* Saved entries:
****
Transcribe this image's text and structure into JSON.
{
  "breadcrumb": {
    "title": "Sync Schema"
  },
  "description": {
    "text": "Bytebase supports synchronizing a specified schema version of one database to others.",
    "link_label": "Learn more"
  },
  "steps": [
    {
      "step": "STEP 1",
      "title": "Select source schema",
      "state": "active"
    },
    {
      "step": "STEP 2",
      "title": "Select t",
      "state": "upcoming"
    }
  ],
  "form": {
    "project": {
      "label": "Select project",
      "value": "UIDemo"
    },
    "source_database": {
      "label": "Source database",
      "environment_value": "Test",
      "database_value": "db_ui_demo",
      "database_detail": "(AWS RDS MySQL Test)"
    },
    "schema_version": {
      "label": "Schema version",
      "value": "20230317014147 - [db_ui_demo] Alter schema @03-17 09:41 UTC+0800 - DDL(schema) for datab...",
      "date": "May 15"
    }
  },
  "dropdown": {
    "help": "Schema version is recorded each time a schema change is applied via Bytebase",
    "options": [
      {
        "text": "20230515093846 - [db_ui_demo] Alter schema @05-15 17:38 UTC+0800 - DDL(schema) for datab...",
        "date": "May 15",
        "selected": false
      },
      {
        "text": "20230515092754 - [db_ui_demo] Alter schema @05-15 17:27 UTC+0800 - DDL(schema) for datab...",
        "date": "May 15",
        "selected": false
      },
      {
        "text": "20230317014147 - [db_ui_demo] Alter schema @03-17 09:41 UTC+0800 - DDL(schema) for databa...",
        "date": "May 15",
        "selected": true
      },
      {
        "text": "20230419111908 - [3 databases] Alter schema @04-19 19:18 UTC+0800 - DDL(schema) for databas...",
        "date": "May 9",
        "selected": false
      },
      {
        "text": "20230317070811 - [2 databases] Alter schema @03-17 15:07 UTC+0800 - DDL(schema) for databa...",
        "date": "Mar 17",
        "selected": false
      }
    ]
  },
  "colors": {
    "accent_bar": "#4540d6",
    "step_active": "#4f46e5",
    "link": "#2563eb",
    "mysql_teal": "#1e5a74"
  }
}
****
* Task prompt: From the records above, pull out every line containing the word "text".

* Written solution:
Transcribe this image's text and structure into JSON.
    "text": "Bytebase supports synchronizing a specified schema version of one database to others.",
        "text": "20230515093846 - [db_ui_demo] Alter schema @05-15 17:38 UTC+0800 - DDL(schema) for datab...",
        "text": "20230515092754 - [db_ui_demo] Alter schema @05-15 17:27 UTC+0800 - DDL(schema) for datab...",
        "text": "20230317014147 - [db_ui_demo] Alter schema @03-17 09:41 UTC+0800 - DDL(schema) for databa...",
        "text": "20230419111908 - [3 databases] Alter schema @04-19 19:18 UTC+0800 - DDL(schema) for databas...",
        "text": "20230317070811 - [2 databases] Alter schema @03-17 15:07 UTC+0800 - DDL(schema) for databa...",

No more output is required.